═══ Records for processing

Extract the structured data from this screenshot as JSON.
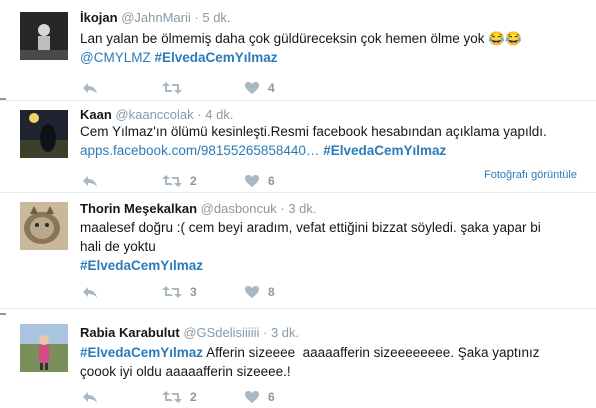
{
  "tweets": [
    {
      "name": "İkojan",
      "handle": "@JahnMarii",
      "time": "5 dk.",
      "line1": "Lan yalan be ölmemiş daha çok güldüreceksin çok hemen ölme yok 😂😂",
      "mention": "@CMYLMZ",
      "hashtag": "#ElvedaCemYılmaz",
      "like_count": "4"
    },
    {
      "name": "Kaan",
      "handle": "@kaanccolak",
      "time": "4 dk.",
      "line1": "Cem Yılmaz'ın ölümü kesinleşti.Resmi facebook hesabından açıklama yapıldı.",
      "link": "apps.facebook.com/98155265858440…",
      "hashtag": "#ElvedaCemYılmaz",
      "retweet_count": "2",
      "like_count": "6",
      "photo_link": "Fotoğrafı görüntüle"
    },
    {
      "name": "Thorin Meşekalkan",
      "handle": "@dasboncuk",
      "time": "3 dk.",
      "line1": "maalesef doğru :( cem beyi aradım, vefat ettiğini bizzat söyledi. şaka yapar bi",
      "line2": "hali de yoktu",
      "hashtag": "#ElvedaCemYılmaz",
      "retweet_count": "3",
      "like_count": "8"
    },
    {
      "name": "Rabia Karabulut",
      "handle": "@GSdelisiiiiii",
      "time": "3 dk.",
      "hashtag": "#ElvedaCemYılmaz",
      "line1_rest": " Afferin sizeeee  aaaaafferin sizeeeeeeee. Şaka yaptınız",
      "line2": "çoook iyi oldu aaaaafferin sizeeee.!",
      "retweet_count": "2",
      "like_count": "6"
    }
  ],
  "separator_dot": "·"
}
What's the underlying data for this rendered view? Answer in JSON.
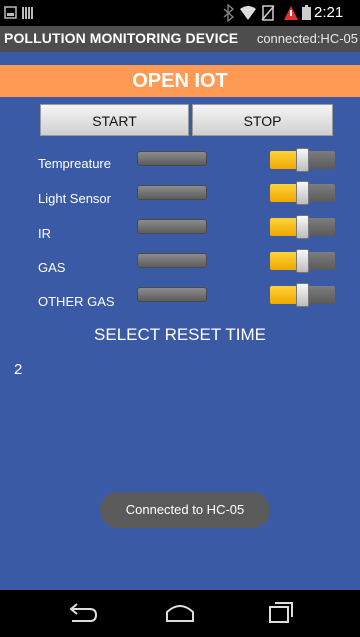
{
  "statusbar": {
    "time": "2:21"
  },
  "header": {
    "title": "POLLUTION MONITORING DEVICE",
    "connection_status": "connected:HC-05"
  },
  "banner": {
    "title": "OPEN IOT"
  },
  "controls": {
    "start_label": "START",
    "stop_label": "STOP"
  },
  "sensors": [
    {
      "label": "Tempreature",
      "toggle_on": true
    },
    {
      "label": "Light Sensor",
      "toggle_on": true
    },
    {
      "label": "IR",
      "toggle_on": true
    },
    {
      "label": "GAS",
      "toggle_on": true
    },
    {
      "label": "OTHER GAS",
      "toggle_on": true
    }
  ],
  "reset": {
    "title": "SELECT RESET TIME",
    "value": "2"
  },
  "toast": {
    "message": "Connected to HC-05"
  },
  "colors": {
    "background": "#3a5aa6",
    "banner": "#ff9a55",
    "toggle_on": "#ffc61a"
  },
  "icons": {
    "status_left": [
      "image-icon",
      "barcode-icon"
    ],
    "status_right": [
      "bluetooth-icon",
      "wifi-icon",
      "no-sim-icon",
      "warning-icon",
      "battery-icon"
    ],
    "navbar": [
      "back-icon",
      "home-icon",
      "recent-apps-icon"
    ]
  }
}
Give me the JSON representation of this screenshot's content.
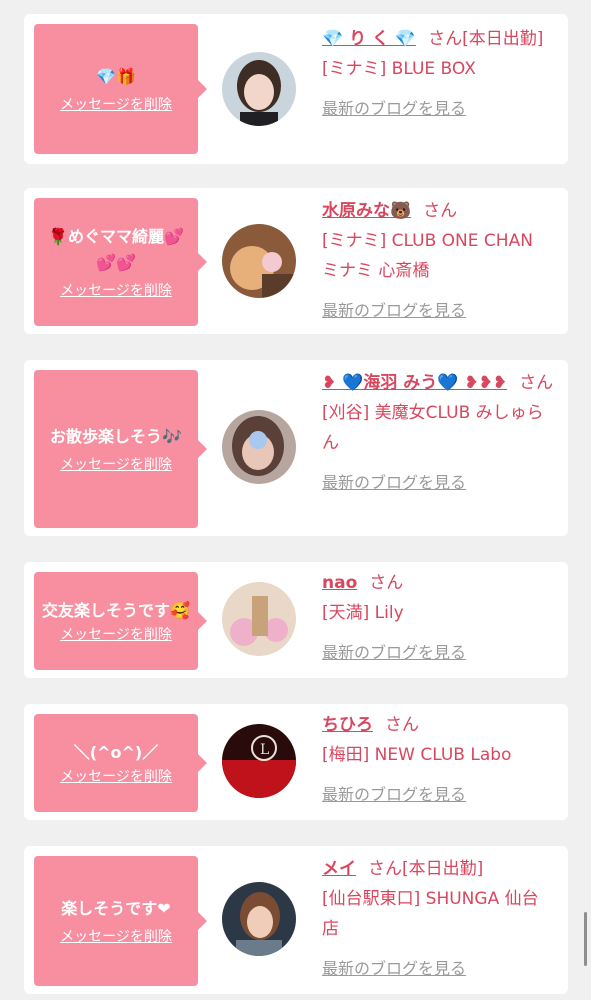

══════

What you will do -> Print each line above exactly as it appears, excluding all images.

Task answer ->
Extract the structured data from this screenshot as JSON.
{
  "tweets": [
    {
      "name": "İkojan",
      "handle": "@JahnMarii",
      "time": "5 dk.",
      "line1": "Lan yalan be ölmemiş daha çok güldüreceksin çok hemen ölme yok 😂😂",
      "mention": "@CMYLMZ",
      "hashtag": "#ElvedaCemYılmaz",
      "like_count": "4"
    },
    {
      "name": "Kaan",
      "handle": "@kaanccolak",
      "time": "4 dk.",
      "line1": "Cem Yılmaz'ın ölümü kesinleşti.Resmi facebook hesabından açıklama yapıldı.",
      "link": "apps.facebook.com/98155265858440…",
      "hashtag": "#ElvedaCemYılmaz",
      "retweet_count": "2",
      "like_count": "6",
      "photo_link": "Fotoğrafı görüntüle"
    },
    {
      "name": "Thorin Meşekalkan",
      "handle": "@dasboncuk",
      "time": "3 dk.",
      "line1": "maalesef doğru :( cem beyi aradım, vefat ettiğini bizzat söyledi. şaka yapar bi",
      "line2": "hali de yoktu",
      "hashtag": "#ElvedaCemYılmaz",
      "retweet_count": "3",
      "like_count": "8"
    },
    {
      "name": "Rabia Karabulut",
      "handle": "@GSdelisiiiiii",
      "time": "3 dk.",
      "hashtag": "#ElvedaCemYılmaz",
      "line1_rest": " Afferin sizeeee  aaaaafferin sizeeeeeeee. Şaka yaptınız",
      "line2": "çoook iyi oldu aaaaafferin sizeeee.!",
      "retweet_count": "2",
      "like_count": "6"
    }
  ],
  "separator_dot": "·"
}
What's the underlying data for this rendered view? Answer in JSON.
{
  "statusbar": {
    "time": "2:21"
  },
  "header": {
    "title": "POLLUTION MONITORING DEVICE",
    "connection_status": "connected:HC-05"
  },
  "banner": {
    "title": "OPEN IOT"
  },
  "controls": {
    "start_label": "START",
    "stop_label": "STOP"
  },
  "sensors": [
    {
      "label": "Tempreature",
      "toggle_on": true
    },
    {
      "label": "Light Sensor",
      "toggle_on": true
    },
    {
      "label": "IR",
      "toggle_on": true
    },
    {
      "label": "GAS",
      "toggle_on": true
    },
    {
      "label": "OTHER GAS",
      "toggle_on": true
    }
  ],
  "reset": {
    "title": "SELECT RESET TIME",
    "value": "2"
  },
  "toast": {
    "message": "Connected to HC-05"
  },
  "colors": {
    "background": "#3a5aa6",
    "banner": "#ff9a55",
    "toggle_on": "#ffc61a"
  },
  "icons": {
    "status_left": [
      "image-icon",
      "barcode-icon"
    ],
    "status_right": [
      "bluetooth-icon",
      "wifi-icon",
      "no-sim-icon",
      "warning-icon",
      "battery-icon"
    ],
    "navbar": [
      "back-icon",
      "home-icon",
      "recent-apps-icon"
    ]
  }
}
Give me the JSON representation of this screenshot's content.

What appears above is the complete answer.